▶ Entries shown:

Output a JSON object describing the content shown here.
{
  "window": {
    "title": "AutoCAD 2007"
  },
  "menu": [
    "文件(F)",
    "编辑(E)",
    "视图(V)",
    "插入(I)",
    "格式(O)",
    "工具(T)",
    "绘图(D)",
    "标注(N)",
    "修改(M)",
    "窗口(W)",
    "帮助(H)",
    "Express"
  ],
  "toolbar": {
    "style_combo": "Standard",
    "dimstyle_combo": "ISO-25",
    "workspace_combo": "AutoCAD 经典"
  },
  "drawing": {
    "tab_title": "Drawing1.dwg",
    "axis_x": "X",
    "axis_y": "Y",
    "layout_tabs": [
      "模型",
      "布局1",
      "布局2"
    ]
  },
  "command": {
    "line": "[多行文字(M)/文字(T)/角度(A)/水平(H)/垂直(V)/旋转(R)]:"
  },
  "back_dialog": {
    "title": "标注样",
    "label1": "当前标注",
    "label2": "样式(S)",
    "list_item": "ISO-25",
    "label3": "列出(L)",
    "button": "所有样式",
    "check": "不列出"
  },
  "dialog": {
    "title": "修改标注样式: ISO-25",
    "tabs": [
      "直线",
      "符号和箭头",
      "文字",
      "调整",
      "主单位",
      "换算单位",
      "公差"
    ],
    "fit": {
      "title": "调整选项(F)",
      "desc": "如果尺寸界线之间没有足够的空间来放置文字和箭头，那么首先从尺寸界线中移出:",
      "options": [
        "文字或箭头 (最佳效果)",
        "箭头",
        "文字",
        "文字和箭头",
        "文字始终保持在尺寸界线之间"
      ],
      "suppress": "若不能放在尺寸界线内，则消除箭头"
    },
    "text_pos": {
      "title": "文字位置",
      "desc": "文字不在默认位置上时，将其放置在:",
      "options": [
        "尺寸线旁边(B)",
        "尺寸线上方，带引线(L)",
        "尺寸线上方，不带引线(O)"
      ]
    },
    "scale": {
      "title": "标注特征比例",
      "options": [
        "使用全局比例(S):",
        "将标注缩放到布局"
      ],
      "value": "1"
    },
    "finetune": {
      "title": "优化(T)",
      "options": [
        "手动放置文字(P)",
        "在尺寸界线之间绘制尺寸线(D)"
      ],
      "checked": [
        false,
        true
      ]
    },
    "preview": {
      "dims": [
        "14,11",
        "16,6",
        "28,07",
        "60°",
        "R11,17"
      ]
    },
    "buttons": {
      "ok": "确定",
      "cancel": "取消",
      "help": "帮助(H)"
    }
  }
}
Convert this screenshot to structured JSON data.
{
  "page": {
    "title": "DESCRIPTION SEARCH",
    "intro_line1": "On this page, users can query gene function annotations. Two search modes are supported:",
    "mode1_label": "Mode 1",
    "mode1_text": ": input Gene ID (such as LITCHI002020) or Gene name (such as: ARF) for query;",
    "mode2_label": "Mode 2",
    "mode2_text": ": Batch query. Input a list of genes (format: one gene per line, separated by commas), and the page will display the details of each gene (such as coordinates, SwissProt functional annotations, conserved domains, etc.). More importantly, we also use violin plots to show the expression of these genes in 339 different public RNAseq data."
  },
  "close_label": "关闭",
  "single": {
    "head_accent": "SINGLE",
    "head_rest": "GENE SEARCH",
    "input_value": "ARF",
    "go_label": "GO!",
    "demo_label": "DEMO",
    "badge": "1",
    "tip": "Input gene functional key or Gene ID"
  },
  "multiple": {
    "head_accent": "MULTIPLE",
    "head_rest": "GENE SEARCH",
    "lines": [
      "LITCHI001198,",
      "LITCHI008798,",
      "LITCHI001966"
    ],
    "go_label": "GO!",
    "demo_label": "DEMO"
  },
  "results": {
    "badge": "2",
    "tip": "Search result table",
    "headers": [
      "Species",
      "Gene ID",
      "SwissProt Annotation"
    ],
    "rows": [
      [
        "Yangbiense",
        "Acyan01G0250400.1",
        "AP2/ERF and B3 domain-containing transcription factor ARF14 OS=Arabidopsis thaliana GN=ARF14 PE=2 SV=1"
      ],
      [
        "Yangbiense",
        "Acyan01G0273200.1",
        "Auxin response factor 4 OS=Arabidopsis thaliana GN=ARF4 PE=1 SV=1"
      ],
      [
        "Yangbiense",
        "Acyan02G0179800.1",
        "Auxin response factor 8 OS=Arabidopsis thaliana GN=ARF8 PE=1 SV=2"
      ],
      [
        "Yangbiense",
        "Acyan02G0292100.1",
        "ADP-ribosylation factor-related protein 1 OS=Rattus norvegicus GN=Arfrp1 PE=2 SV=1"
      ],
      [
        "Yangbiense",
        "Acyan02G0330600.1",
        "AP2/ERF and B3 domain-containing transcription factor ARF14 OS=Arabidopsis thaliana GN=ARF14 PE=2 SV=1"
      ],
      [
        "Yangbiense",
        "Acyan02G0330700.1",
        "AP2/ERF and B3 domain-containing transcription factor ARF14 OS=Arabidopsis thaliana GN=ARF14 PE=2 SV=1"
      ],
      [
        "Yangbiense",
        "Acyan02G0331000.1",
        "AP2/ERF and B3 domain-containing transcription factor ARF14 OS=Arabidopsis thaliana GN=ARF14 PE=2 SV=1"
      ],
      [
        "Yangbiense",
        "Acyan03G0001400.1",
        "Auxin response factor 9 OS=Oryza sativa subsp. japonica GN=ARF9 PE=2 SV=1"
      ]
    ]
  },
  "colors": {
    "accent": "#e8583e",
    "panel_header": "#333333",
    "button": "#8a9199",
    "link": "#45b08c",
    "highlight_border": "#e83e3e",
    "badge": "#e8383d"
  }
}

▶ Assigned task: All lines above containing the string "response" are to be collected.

▶ Result for this task:
        "Auxin response factor 4 OS=Arabidopsis thaliana GN=ARF4 PE=1 SV=1"
        "Auxin response factor 8 OS=Arabidopsis thaliana GN=ARF8 PE=1 SV=2"
        "Auxin response factor 9 OS=Oryza sativa subsp. japonica GN=ARF9 PE=2 SV=1"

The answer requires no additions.